I just started putting together the characters. I was creating the classic thriller setup. You’ve got your main character, Mustafa, who has the tragic marriage, but in his case because they have polygamy, he’s got more than one. His loveable sidekick, who is there for comic relief, is Samir…Amal is the scrappy new recruit who’s got to prove herself. That was the core of the story, and I built out from there.
One of the basic rules was that people’s characters would not be fundamentally altered. Osama in Laden would be more a respectable political figure who was doing dastardly things behind the scenes. Originally, Saddam Hussein was going to be more of a recurring character. But it made sense that he would be a gangster. A number of the biopics about Saddam tend to do the same thing, they portray him as the Al Capone. And of course the Muslim war on drugs would be a war on alcohol.
There was the central conceit of the mirage. Apart from being a neat twist that you could build off of [it was a reminder that] your place in history, at the top of the pyramid of power, is not assured. If the world is turned over once, it could turn over again, and you should maybe build your ethics on the idea that you’ll be on the bottom some day or you’ll be in need of mercy…If you took Americans and you put them in a position where they believe they should be at the top, and instead, had been humiliated and put at the bottom, the rage that would evolve from that is probably not that different than the rage that comes out of the Middle East.

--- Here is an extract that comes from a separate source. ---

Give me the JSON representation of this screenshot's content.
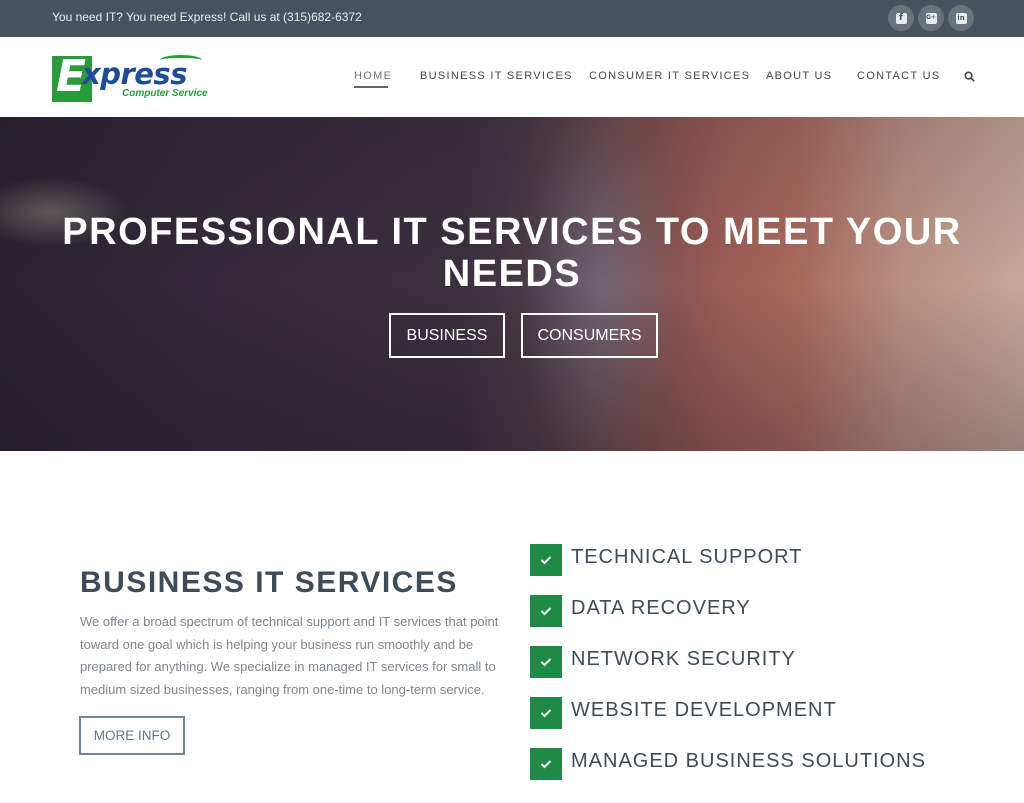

They’ve been on the receiving end for a long time. Certainly guys like [Ayman al-]Zawahiri are oppressed, they’re mad. The Mirage was part of the way at getting at some of that mindless violence.

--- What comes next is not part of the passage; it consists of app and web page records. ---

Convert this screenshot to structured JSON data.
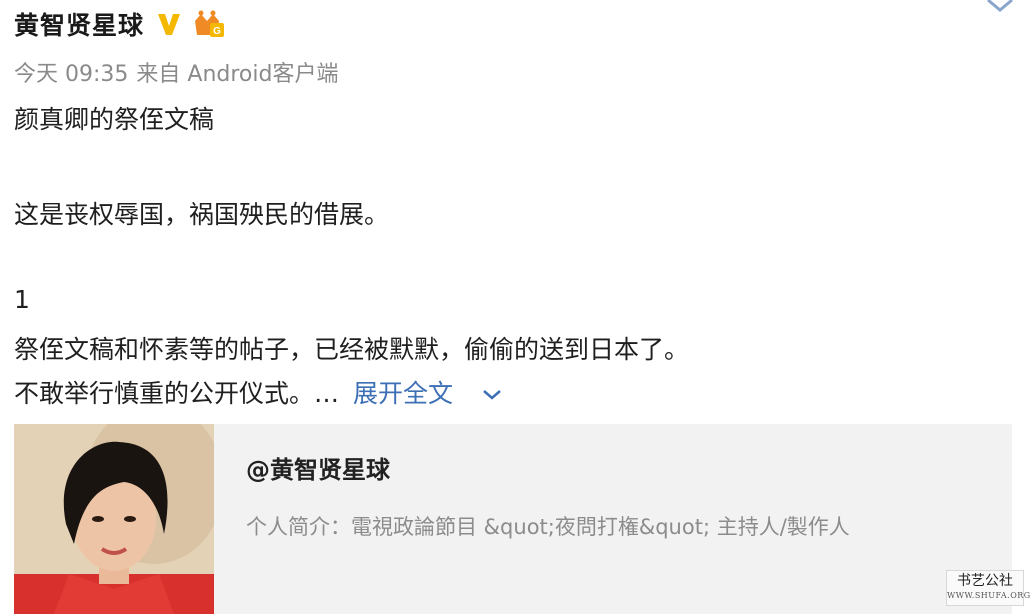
{
  "header": {
    "username": "黄智贤星球"
  },
  "meta": {
    "time": "今天 09:35",
    "source": "来自 Android客户端"
  },
  "post": {
    "lines": [
      "颜真卿的祭侄文稿",
      "这是丧权辱国，祸国殃民的借展。",
      "1",
      "祭侄文稿和怀素等的帖子，已经被默默，偷偷的送到日本了。",
      "不敢举行慎重的公开仪式。…"
    ],
    "expand_label": "展开全文"
  },
  "card": {
    "title": "@黄智贤星球",
    "description": "个人简介：電視政論節目 &quot;夜問打権&quot; 主持人/製作人"
  },
  "watermark": {
    "text": "书艺公社",
    "site": "WWW.SHUFA.ORG"
  },
  "colors": {
    "link": "#3d6fb5",
    "verified": "#f5b800",
    "card_bg": "#f2f2f2"
  }
}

Do you think significant culture change is possible? The book is a very funny, pointed warning for folks who think they can alter the course of history and civilizations easily, but I’m not sure that answers the question of whether those world-historical forces can be altered at all?
History is in part a series of human decisions, but it’s also a series of accidents. It’s not so much that we can’t change hsitory or affect it, but we overestimate our ability to do it and to do it quickly. Desire often gets ahead of reason…If you’re happy with the way your society works, it’s natural to assume this is the way it should work for everybody. Something that drives this adventure of we’ll go into Iraq, and take out the dictator, and democracy will flourish, and that’s the end point of history for everybody, that ignores that history works differently for everybody…It’s not that I don’t hope that Iraq and other countries will eventually have a robust democracy. But part of it is having a robust democracy for long enough that people don’t want to return to dictatorship. In America, we haven’t had a king for over 200 years, so if you tried to set up a monarchy, you’d be faced with a collective disbelief of 300 million people. That interia protects us from more obvious forms of despotism.